We arrived at 6:15 on Wednesday and could hardly find a parking spot. The joint was crowded. They seated us at a two-top in a narrow, low-ceilinged dining room with servers bustling through the aisle, some holding packed trays aloft. It was loud, but not so loud that it got on my nerves.
We got spoiled the night before at Charlie’s — in a big, airy room with comfortable lighting and very little noise.
In all, though, it was encouraging to see Bascom’s doing robust business mid-week.
Our server, Lindsay, was efficient and knowledgable. And busy. Friendly — but not a lot of time for chit-chat.
It came out in about five minutes, which we appreciated, ’cause we were hungry. It was a notably smaller portion than the competition’s, and the lettuce was skimpier (although the salad did cost $10.40 compared to $16).

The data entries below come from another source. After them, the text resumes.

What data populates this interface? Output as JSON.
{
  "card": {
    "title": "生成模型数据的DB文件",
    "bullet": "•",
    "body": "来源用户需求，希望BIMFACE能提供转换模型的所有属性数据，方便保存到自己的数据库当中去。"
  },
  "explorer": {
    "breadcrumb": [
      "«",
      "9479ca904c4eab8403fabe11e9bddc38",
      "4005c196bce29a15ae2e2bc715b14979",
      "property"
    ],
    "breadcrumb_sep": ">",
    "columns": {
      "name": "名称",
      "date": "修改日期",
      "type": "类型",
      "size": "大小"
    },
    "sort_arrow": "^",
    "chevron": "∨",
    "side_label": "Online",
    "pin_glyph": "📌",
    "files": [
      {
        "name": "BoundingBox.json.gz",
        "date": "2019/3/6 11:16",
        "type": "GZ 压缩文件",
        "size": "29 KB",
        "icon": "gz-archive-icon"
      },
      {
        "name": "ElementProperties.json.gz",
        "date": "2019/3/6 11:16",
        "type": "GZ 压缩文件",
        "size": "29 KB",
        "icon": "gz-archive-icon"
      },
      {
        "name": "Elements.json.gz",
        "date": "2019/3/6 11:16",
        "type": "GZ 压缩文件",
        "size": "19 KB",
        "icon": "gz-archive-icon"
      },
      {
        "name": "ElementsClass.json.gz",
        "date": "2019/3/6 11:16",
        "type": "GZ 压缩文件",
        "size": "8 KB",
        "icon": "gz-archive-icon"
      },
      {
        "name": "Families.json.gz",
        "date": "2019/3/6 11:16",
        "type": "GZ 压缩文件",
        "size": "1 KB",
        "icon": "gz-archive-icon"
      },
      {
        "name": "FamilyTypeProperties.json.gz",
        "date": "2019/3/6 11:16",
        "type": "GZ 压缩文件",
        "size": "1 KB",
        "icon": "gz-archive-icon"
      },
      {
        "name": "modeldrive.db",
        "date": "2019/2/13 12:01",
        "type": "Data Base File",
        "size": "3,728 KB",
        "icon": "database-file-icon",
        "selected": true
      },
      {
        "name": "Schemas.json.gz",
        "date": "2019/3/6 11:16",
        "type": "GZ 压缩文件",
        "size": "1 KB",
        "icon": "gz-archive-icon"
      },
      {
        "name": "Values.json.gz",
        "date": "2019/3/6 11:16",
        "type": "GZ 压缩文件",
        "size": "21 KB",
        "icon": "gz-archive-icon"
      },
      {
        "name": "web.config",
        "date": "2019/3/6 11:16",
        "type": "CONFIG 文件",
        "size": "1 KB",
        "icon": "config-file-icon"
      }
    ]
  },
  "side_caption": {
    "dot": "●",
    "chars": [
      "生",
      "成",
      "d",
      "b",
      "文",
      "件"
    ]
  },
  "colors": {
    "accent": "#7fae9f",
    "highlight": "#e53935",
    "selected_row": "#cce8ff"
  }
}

The dressing had a bit more tang, and the parmesan was integrated into it. There were no shavings sprinkled on top. I’m not a crouton man, but I gave one an honest try. I’m still not a crouton man. Way too salty. I enjoyed the little parmesan crisps, though.
What a handsome slab of thick, hearty, bone-in pork. This chop, brined and broiled, didn’t just get by on its looks. Each bite was consistently outstanding: tender, tasty and — probably most impressive — wonderfully juicy. The outer crust added a subtle crunch and touch of bonus flavor.
The accompanying tangle of thin onion rings were not just for show. They gave the meal an extra bit of zest. We finished ’em off.
These scalloped potatoes came shaped in a kind of cube, tucked into a small cast-iron crock — quite the contrast to Charley’s au gratin. The slices of potato, layered with cheese and cream, melded together, almost mash-like in places.
Lindsay rattled off how they were made, and I didn’t catch it all — my note-taking skills have atrophied — but I’m pretty sure it includes four cheeses and does a little time in the broiler.
This was one of those dishes that initially looks kind of puny, but as you eat it, and eat it some more, it proves far more substantial than you originally thought.
Okay, Time to Pick the Winners …
Salad — Charley’s. Just more substantial, with more stuff, and more of it.
Pork Chop — Bascom’s. A superstar chop — the second best I’ve had after a place in Chicago whose name is long forgotten.
Potatoes — Bascom’s. The layered cube of goodness was more complex than its counterpart.
Overall — Bascom’s. The stellar chop put it over the top.
But wait! I’ve added a supplemental award:
Vibe — Charley’s. The vaulted ceilings, the natural light, the quiet, and our witty repartee with the servers provided a more relaxed experience than the somewhat cramped quarters, bustle, and din of Bascom’s.